#### WORK REQUEST:
For each line below with the word "this", write out a copy.

STORED DATA Start Marker

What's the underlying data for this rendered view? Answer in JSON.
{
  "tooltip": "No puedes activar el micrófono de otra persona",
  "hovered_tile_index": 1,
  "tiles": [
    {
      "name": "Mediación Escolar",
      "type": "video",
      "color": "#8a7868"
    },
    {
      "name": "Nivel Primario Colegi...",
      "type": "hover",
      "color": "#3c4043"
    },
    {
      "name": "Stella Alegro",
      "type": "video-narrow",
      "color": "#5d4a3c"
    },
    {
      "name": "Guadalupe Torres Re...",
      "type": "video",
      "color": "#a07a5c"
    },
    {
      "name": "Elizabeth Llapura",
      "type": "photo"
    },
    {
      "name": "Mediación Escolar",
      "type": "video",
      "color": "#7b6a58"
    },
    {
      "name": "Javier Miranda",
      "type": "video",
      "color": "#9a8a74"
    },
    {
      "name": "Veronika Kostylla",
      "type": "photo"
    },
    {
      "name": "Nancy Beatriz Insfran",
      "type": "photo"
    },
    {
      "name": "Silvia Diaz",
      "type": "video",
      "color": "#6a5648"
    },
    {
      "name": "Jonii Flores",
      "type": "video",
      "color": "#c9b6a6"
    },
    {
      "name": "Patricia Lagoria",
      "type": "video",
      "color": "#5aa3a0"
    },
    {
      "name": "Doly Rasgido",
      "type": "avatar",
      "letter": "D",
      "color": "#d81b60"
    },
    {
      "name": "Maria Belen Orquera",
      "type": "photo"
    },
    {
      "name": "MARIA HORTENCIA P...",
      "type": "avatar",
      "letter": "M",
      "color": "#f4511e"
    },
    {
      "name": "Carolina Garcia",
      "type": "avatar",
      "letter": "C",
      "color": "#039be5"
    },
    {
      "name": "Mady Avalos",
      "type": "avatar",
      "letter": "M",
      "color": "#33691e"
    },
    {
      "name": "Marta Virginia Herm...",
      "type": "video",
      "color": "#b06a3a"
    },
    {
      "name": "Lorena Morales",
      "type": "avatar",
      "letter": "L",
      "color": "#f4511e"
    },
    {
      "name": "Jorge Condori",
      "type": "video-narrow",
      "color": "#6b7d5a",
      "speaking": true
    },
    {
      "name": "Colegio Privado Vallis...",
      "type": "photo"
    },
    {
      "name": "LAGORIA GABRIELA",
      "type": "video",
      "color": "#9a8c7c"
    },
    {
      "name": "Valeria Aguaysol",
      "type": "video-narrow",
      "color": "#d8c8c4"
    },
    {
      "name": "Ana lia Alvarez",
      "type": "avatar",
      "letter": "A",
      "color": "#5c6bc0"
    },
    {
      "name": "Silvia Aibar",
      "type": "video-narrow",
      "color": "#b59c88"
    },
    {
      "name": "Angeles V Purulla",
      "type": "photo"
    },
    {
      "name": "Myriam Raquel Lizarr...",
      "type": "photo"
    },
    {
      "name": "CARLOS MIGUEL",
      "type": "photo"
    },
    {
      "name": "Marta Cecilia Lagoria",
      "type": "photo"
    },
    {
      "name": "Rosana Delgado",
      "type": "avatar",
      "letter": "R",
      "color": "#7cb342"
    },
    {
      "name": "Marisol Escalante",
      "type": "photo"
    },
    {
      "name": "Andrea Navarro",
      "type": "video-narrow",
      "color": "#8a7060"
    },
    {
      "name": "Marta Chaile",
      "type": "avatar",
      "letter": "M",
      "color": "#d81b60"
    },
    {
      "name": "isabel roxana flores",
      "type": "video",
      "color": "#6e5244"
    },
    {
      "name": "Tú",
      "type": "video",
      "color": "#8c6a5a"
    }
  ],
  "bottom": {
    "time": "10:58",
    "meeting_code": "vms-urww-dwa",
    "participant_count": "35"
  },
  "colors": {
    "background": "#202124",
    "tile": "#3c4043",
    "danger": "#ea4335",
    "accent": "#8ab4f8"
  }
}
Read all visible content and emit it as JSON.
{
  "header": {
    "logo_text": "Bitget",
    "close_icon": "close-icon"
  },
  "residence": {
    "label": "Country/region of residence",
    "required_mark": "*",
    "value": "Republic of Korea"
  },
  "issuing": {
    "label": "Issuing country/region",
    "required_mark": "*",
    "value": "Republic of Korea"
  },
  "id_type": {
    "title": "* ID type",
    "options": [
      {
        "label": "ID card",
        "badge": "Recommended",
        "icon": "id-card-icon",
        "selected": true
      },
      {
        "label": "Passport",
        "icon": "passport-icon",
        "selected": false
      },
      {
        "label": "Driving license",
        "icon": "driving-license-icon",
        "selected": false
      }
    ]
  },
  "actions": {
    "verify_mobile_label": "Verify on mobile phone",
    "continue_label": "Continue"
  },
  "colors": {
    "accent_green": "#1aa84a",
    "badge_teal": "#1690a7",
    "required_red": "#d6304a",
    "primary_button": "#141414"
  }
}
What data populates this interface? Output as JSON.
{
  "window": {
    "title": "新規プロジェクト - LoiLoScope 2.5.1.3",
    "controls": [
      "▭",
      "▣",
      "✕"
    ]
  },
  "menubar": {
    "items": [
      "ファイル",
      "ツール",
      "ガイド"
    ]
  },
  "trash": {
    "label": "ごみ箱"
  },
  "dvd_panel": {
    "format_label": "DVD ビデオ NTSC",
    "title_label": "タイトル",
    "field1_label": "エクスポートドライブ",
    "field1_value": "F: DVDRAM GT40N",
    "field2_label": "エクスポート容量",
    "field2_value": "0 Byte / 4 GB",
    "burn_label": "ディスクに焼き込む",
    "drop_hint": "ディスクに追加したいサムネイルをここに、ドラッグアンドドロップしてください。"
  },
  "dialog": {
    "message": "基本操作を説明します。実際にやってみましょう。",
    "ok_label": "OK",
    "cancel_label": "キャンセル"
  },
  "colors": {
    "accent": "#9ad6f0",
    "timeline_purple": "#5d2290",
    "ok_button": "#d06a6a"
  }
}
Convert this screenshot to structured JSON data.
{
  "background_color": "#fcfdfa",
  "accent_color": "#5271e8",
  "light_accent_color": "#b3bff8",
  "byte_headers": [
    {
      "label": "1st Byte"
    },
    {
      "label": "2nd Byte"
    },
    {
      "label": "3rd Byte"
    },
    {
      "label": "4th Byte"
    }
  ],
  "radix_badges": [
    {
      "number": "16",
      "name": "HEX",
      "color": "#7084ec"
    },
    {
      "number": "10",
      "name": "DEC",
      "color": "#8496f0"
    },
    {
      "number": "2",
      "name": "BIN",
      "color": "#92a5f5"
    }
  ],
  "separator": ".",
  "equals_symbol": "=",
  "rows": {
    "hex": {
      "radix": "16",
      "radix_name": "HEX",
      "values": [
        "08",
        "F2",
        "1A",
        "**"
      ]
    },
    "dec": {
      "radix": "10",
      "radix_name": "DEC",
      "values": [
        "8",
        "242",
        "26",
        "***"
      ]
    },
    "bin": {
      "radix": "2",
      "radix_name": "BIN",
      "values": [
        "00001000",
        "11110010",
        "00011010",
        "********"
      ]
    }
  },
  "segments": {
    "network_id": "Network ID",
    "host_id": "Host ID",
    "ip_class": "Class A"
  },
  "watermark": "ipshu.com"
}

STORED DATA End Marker

#### ANSWER AREA:
What's the underlying data for this rendered view? Answer in JSON.
What data populates this interface? Output as JSON.
Convert this screenshot to structured JSON data.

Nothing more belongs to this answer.